Exercise instructions — Across the records, how many lines contain "snapshot"? Answer with the number alone.

___ Recorded data

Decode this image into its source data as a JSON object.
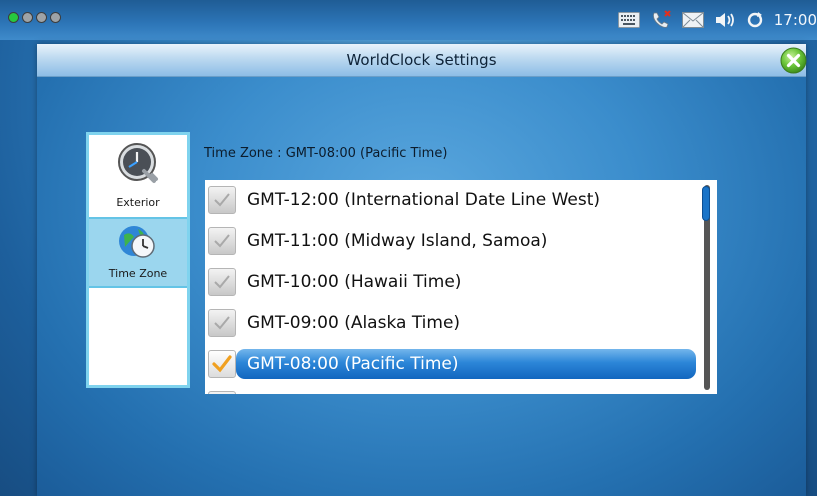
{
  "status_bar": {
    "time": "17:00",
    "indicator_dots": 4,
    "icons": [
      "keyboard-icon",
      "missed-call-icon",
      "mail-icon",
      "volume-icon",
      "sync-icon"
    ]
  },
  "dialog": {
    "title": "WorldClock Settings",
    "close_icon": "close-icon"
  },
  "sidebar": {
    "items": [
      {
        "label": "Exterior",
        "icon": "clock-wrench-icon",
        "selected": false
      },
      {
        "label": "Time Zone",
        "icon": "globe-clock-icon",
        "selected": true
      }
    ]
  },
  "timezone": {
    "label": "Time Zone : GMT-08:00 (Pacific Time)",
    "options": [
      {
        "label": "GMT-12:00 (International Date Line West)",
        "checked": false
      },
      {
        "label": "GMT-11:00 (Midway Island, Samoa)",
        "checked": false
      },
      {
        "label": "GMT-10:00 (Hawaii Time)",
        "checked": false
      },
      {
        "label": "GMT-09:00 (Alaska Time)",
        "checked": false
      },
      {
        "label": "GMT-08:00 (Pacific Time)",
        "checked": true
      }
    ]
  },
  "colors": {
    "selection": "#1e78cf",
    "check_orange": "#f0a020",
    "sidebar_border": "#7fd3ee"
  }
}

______
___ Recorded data

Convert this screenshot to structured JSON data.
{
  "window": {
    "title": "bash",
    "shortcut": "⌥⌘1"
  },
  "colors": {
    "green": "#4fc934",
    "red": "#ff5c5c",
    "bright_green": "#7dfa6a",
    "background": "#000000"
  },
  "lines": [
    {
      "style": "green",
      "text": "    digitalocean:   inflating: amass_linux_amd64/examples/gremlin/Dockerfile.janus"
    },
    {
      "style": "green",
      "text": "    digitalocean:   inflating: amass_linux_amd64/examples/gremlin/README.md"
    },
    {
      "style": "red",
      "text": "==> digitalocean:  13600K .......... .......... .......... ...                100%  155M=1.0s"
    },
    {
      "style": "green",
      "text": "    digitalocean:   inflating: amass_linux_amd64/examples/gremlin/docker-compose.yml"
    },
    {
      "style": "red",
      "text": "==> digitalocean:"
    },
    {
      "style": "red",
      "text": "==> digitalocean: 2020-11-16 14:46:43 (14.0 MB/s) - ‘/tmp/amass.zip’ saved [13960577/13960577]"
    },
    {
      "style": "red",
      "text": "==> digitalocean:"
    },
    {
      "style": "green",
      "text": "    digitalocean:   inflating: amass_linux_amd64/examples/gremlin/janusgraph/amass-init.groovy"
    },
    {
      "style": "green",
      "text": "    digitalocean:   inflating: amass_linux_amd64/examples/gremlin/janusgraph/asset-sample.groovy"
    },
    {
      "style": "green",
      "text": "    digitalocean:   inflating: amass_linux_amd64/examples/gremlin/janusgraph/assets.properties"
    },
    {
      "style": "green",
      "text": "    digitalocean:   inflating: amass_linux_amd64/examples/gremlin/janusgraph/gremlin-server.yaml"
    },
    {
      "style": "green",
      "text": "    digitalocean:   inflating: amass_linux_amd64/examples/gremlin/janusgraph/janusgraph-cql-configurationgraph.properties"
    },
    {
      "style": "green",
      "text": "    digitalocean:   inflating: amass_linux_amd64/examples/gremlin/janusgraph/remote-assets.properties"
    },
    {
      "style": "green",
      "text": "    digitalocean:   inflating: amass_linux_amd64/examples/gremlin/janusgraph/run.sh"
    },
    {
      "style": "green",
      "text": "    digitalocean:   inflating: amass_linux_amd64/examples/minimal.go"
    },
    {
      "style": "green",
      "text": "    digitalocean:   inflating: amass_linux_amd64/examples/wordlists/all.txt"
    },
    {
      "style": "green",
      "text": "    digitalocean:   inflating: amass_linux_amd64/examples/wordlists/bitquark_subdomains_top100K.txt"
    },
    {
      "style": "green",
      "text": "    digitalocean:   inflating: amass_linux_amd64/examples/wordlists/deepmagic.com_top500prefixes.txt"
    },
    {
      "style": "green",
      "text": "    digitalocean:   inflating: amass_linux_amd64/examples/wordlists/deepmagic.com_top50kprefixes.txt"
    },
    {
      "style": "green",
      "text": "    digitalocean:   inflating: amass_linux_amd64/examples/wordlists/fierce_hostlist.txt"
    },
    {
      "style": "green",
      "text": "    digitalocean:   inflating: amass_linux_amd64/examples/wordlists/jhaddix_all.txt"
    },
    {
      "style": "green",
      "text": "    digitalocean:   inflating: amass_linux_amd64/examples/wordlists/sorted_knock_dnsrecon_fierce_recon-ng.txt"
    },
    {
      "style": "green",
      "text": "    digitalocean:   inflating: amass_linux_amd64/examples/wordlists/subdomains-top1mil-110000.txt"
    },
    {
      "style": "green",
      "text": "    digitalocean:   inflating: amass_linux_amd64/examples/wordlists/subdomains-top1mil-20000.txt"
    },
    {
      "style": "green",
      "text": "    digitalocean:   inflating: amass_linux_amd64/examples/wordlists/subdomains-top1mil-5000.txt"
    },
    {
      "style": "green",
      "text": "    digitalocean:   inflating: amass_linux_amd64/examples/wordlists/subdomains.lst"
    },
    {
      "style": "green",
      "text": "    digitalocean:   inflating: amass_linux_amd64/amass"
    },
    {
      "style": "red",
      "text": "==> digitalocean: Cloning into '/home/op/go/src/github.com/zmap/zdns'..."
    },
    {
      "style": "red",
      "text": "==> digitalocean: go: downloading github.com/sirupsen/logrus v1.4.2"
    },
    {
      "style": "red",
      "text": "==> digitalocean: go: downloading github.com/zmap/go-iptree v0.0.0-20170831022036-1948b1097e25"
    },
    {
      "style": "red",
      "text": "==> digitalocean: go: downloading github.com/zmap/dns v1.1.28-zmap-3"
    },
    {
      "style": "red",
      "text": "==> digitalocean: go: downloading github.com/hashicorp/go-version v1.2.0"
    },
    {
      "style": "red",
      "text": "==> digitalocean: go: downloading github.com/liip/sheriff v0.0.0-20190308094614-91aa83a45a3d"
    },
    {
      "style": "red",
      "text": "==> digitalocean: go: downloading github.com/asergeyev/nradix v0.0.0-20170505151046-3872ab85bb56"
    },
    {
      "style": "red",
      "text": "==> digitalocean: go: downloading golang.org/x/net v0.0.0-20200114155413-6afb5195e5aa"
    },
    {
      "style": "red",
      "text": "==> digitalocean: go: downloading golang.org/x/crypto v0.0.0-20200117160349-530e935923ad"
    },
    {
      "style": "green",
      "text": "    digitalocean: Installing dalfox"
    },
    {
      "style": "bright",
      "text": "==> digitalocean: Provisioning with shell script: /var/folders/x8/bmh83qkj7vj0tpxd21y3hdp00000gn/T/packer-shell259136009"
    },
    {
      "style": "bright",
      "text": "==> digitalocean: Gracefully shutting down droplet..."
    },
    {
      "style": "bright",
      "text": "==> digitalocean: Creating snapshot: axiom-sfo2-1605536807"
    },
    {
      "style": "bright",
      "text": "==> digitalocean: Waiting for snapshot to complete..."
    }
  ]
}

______

Written answer — 2